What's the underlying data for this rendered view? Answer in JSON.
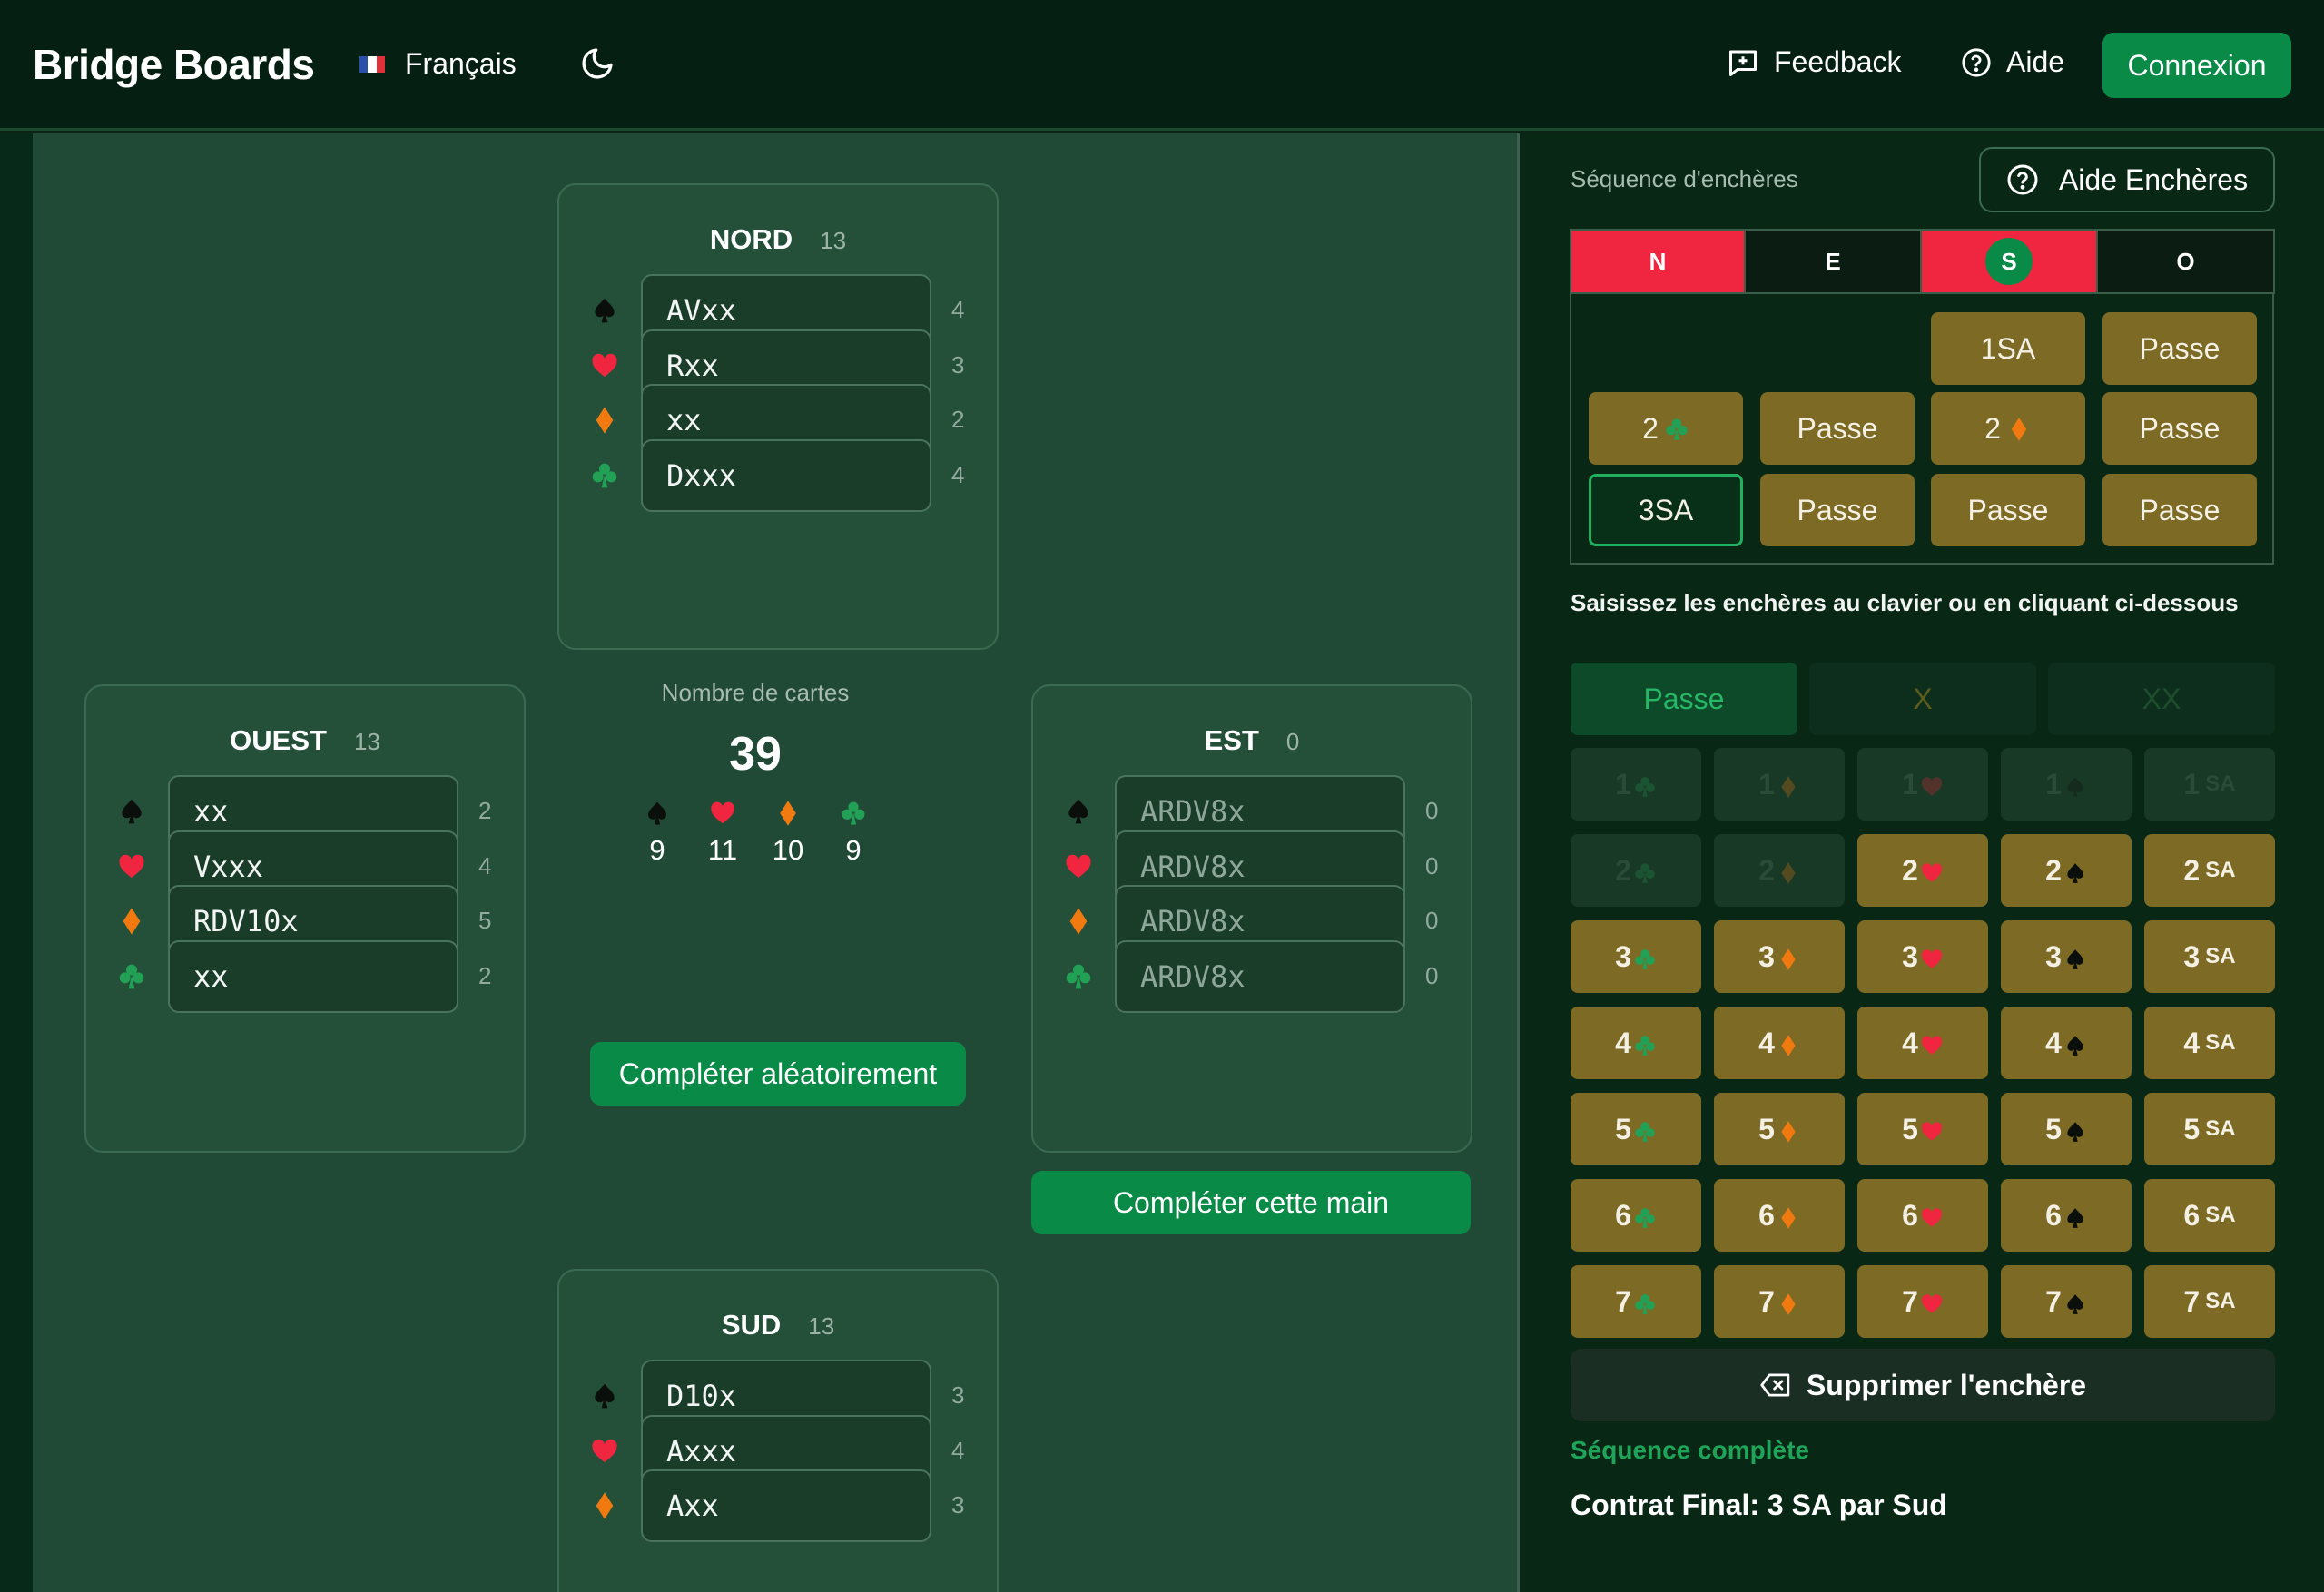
{
  "header": {
    "brand": "Bridge Boards",
    "language": "Français",
    "feedback": "Feedback",
    "aide": "Aide",
    "connexion": "Connexion"
  },
  "colors": {
    "accent": "#0a8a47",
    "heart": "#f0253f",
    "diamond": "#f07a10",
    "club": "#22a055",
    "spade": "#0b0f0c",
    "bid": "#7c6a25"
  },
  "hands": {
    "nord": {
      "name": "NORD",
      "count": "13",
      "suits": [
        {
          "icon": "spade-icon",
          "cards": "AVxx",
          "n": "4"
        },
        {
          "icon": "heart-icon",
          "cards": "Rxx",
          "n": "3"
        },
        {
          "icon": "diamond-icon",
          "cards": "xx",
          "n": "2"
        },
        {
          "icon": "club-icon",
          "cards": "Dxxx",
          "n": "4"
        }
      ]
    },
    "ouest": {
      "name": "OUEST",
      "count": "13",
      "suits": [
        {
          "icon": "spade-icon",
          "cards": "xx",
          "n": "2"
        },
        {
          "icon": "heart-icon",
          "cards": "Vxxx",
          "n": "4"
        },
        {
          "icon": "diamond-icon",
          "cards": "RDV10x",
          "n": "5"
        },
        {
          "icon": "club-icon",
          "cards": "xx",
          "n": "2"
        }
      ]
    },
    "est": {
      "name": "EST",
      "count": "0",
      "placeholder": "ARDV8x",
      "suits": [
        {
          "icon": "spade-icon",
          "cards": "",
          "n": "0"
        },
        {
          "icon": "heart-icon",
          "cards": "",
          "n": "0"
        },
        {
          "icon": "diamond-icon",
          "cards": "",
          "n": "0"
        },
        {
          "icon": "club-icon",
          "cards": "",
          "n": "0"
        }
      ]
    },
    "sud": {
      "name": "SUD",
      "count": "13",
      "suits": [
        {
          "icon": "spade-icon",
          "cards": "D10x",
          "n": "3"
        },
        {
          "icon": "heart-icon",
          "cards": "Axxx",
          "n": "4"
        },
        {
          "icon": "diamond-icon",
          "cards": "Axx",
          "n": "3"
        }
      ]
    }
  },
  "center": {
    "label": "Nombre de cartes",
    "total": "39",
    "suit_counts": [
      {
        "icon": "spade-icon",
        "n": "9"
      },
      {
        "icon": "heart-icon",
        "n": "11"
      },
      {
        "icon": "diamond-icon",
        "n": "10"
      },
      {
        "icon": "club-icon",
        "n": "9"
      }
    ],
    "random_button": "Compléter aléatoirement",
    "complete_hand_button": "Compléter cette main"
  },
  "bidding": {
    "label": "Séquence d'enchères",
    "help_button": "Aide Enchères",
    "columns": [
      "N",
      "E",
      "S",
      "O"
    ],
    "rows": [
      [
        "",
        "",
        "1SA",
        "Passe"
      ],
      [
        "2♣",
        "Passe",
        "2♦",
        "Passe"
      ],
      [
        "3SA",
        "Passe",
        "Passe",
        "Passe"
      ]
    ],
    "hint": "Saisissez les enchères au clavier ou en cliquant ci-dessous",
    "pass": "Passe",
    "double": "X",
    "redouble": "XX",
    "levels": [
      "1",
      "2",
      "3",
      "4",
      "5",
      "6",
      "7"
    ],
    "sa": "SA",
    "delete": "Supprimer l'enchère",
    "status": "Séquence complète",
    "final": "Contrat Final: 3 SA par Sud"
  }
}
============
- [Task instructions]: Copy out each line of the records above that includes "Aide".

- [Expected output]:
    "aide": "Aide",
    "help_button": "Aide Enchères",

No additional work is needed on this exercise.